What is being asked: The response must restate the data exactly, with nothing left out.

Entries provided:
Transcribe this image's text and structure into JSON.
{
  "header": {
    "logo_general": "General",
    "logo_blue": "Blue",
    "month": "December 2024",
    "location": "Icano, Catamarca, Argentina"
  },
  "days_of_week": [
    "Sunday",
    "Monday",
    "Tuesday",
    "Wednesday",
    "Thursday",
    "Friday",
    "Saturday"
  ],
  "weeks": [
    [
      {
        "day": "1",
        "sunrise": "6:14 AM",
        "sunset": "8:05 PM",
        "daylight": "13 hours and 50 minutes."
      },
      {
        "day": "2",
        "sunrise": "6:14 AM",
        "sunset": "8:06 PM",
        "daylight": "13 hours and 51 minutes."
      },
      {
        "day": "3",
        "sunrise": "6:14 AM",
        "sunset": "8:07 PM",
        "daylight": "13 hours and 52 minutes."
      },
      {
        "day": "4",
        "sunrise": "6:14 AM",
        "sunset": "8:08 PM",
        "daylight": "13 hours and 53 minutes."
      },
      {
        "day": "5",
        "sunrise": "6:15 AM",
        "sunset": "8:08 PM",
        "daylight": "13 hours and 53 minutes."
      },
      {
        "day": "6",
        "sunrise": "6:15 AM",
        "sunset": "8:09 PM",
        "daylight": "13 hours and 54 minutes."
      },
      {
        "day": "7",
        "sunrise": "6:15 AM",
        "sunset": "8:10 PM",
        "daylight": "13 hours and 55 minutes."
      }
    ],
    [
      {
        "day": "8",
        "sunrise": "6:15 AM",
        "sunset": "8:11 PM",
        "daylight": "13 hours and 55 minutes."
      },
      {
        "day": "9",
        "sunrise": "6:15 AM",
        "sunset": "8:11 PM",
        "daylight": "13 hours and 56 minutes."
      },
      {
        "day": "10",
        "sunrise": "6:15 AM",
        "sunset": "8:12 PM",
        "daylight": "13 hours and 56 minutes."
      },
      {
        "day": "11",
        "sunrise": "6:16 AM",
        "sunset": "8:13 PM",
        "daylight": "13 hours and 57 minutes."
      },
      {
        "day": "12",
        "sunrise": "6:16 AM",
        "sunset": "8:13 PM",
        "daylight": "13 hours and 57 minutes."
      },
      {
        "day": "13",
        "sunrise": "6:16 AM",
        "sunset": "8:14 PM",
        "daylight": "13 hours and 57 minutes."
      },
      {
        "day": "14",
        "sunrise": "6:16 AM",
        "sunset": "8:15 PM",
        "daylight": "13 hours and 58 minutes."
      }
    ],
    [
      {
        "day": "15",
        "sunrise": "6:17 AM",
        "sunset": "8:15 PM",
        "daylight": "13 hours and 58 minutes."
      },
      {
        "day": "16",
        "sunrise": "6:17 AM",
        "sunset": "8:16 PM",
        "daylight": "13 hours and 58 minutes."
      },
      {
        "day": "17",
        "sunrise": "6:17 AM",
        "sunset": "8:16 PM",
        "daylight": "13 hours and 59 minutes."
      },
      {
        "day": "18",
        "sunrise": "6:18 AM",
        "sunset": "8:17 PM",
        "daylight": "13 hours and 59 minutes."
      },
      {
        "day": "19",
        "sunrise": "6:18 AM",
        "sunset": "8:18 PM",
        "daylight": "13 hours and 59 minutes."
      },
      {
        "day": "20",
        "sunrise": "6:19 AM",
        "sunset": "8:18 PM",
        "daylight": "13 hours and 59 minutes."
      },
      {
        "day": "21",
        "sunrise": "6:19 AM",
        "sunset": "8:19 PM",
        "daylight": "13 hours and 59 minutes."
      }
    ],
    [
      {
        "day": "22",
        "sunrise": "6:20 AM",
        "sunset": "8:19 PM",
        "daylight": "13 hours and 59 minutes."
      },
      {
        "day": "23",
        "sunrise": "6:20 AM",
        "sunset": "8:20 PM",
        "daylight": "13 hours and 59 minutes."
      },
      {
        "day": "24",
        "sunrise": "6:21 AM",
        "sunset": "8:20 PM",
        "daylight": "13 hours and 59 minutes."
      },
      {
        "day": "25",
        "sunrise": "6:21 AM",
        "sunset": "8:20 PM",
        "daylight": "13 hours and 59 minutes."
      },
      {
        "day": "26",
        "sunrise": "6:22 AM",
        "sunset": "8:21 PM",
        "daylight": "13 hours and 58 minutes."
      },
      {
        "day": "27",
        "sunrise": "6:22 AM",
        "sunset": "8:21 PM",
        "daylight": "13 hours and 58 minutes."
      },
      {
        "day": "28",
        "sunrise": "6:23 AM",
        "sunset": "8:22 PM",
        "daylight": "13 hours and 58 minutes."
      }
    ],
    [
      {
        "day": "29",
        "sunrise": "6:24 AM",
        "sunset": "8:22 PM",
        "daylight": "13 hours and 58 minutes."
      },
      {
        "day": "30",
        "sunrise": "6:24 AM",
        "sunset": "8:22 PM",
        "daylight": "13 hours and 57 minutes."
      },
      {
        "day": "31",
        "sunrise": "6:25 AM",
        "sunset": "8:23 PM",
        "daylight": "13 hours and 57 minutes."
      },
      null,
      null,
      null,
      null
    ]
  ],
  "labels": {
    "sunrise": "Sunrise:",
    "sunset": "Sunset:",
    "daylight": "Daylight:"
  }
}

Reply:
Transcribe this image's text and structure into JSON.
{
  "header": {
    "logo_general": "General",
    "logo_blue": "Blue",
    "month": "December 2024",
    "location": "Icano, Catamarca, Argentina"
  },
  "days_of_week": [
    "Sunday",
    "Monday",
    "Tuesday",
    "Wednesday",
    "Thursday",
    "Friday",
    "Saturday"
  ],
  "weeks": [
    [
      {
        "day": "1",
        "sunrise": "6:14 AM",
        "sunset": "8:05 PM",
        "daylight": "13 hours and 50 minutes."
      },
      {
        "day": "2",
        "sunrise": "6:14 AM",
        "sunset": "8:06 PM",
        "daylight": "13 hours and 51 minutes."
      },
      {
        "day": "3",
        "sunrise": "6:14 AM",
        "sunset": "8:07 PM",
        "daylight": "13 hours and 52 minutes."
      },
      {
        "day": "4",
        "sunrise": "6:14 AM",
        "sunset": "8:08 PM",
        "daylight": "13 hours and 53 minutes."
      },
      {
        "day": "5",
        "sunrise": "6:15 AM",
        "sunset": "8:08 PM",
        "daylight": "13 hours and 53 minutes."
      },
      {
        "day": "6",
        "sunrise": "6:15 AM",
        "sunset": "8:09 PM",
        "daylight": "13 hours and 54 minutes."
      },
      {
        "day": "7",
        "sunrise": "6:15 AM",
        "sunset": "8:10 PM",
        "daylight": "13 hours and 55 minutes."
      }
    ],
    [
      {
        "day": "8",
        "sunrise": "6:15 AM",
        "sunset": "8:11 PM",
        "daylight": "13 hours and 55 minutes."
      },
      {
        "day": "9",
        "sunrise": "6:15 AM",
        "sunset": "8:11 PM",
        "daylight": "13 hours and 56 minutes."
      },
      {
        "day": "10",
        "sunrise": "6:15 AM",
        "sunset": "8:12 PM",
        "daylight": "13 hours and 56 minutes."
      },
      {
        "day": "11",
        "sunrise": "6:16 AM",
        "sunset": "8:13 PM",
        "daylight": "13 hours and 57 minutes."
      },
      {
        "day": "12",
        "sunrise": "6:16 AM",
        "sunset": "8:13 PM",
        "daylight": "13 hours and 57 minutes."
      },
      {
        "day": "13",
        "sunrise": "6:16 AM",
        "sunset": "8:14 PM",
        "daylight": "13 hours and 57 minutes."
      },
      {
        "day": "14",
        "sunrise": "6:16 AM",
        "sunset": "8:15 PM",
        "daylight": "13 hours and 58 minutes."
      }
    ],
    [
      {
        "day": "15",
        "sunrise": "6:17 AM",
        "sunset": "8:15 PM",
        "daylight": "13 hours and 58 minutes."
      },
      {
        "day": "16",
        "sunrise": "6:17 AM",
        "sunset": "8:16 PM",
        "daylight": "13 hours and 58 minutes."
      },
      {
        "day": "17",
        "sunrise": "6:17 AM",
        "sunset": "8:16 PM",
        "daylight": "13 hours and 59 minutes."
      },
      {
        "day": "18",
        "sunrise": "6:18 AM",
        "sunset": "8:17 PM",
        "daylight": "13 hours and 59 minutes."
      },
      {
        "day": "19",
        "sunrise": "6:18 AM",
        "sunset": "8:18 PM",
        "daylight": "13 hours and 59 minutes."
      },
      {
        "day": "20",
        "sunrise": "6:19 AM",
        "sunset": "8:18 PM",
        "daylight": "13 hours and 59 minutes."
      },
      {
        "day": "21",
        "sunrise": "6:19 AM",
        "sunset": "8:19 PM",
        "daylight": "13 hours and 59 minutes."
      }
    ],
    [
      {
        "day": "22",
        "sunrise": "6:20 AM",
        "sunset": "8:19 PM",
        "daylight": "13 hours and 59 minutes."
      },
      {
        "day": "23",
        "sunrise": "6:20 AM",
        "sunset": "8:20 PM",
        "daylight": "13 hours and 59 minutes."
      },
      {
        "day": "24",
        "sunrise": "6:21 AM",
        "sunset": "8:20 PM",
        "daylight": "13 hours and 59 minutes."
      },
      {
        "day": "25",
        "sunrise": "6:21 AM",
        "sunset": "8:20 PM",
        "daylight": "13 hours and 59 minutes."
      },
      {
        "day": "26",
        "sunrise": "6:22 AM",
        "sunset": "8:21 PM",
        "daylight": "13 hours and 58 minutes."
      },
      {
        "day": "27",
        "sunrise": "6:22 AM",
        "sunset": "8:21 PM",
        "daylight": "13 hours and 58 minutes."
      },
      {
        "day": "28",
        "sunrise": "6:23 AM",
        "sunset": "8:22 PM",
        "daylight": "13 hours and 58 minutes."
      }
    ],
    [
      {
        "day": "29",
        "sunrise": "6:24 AM",
        "sunset": "8:22 PM",
        "daylight": "13 hours and 58 minutes."
      },
      {
        "day": "30",
        "sunrise": "6:24 AM",
        "sunset": "8:22 PM",
        "daylight": "13 hours and 57 minutes."
      },
      {
        "day": "31",
        "sunrise": "6:25 AM",
        "sunset": "8:23 PM",
        "daylight": "13 hours and 57 minutes."
      },
      null,
      null,
      null,
      null
    ]
  ],
  "labels": {
    "sunrise": "Sunrise:",
    "sunset": "Sunset:",
    "daylight": "Daylight:"
  }
}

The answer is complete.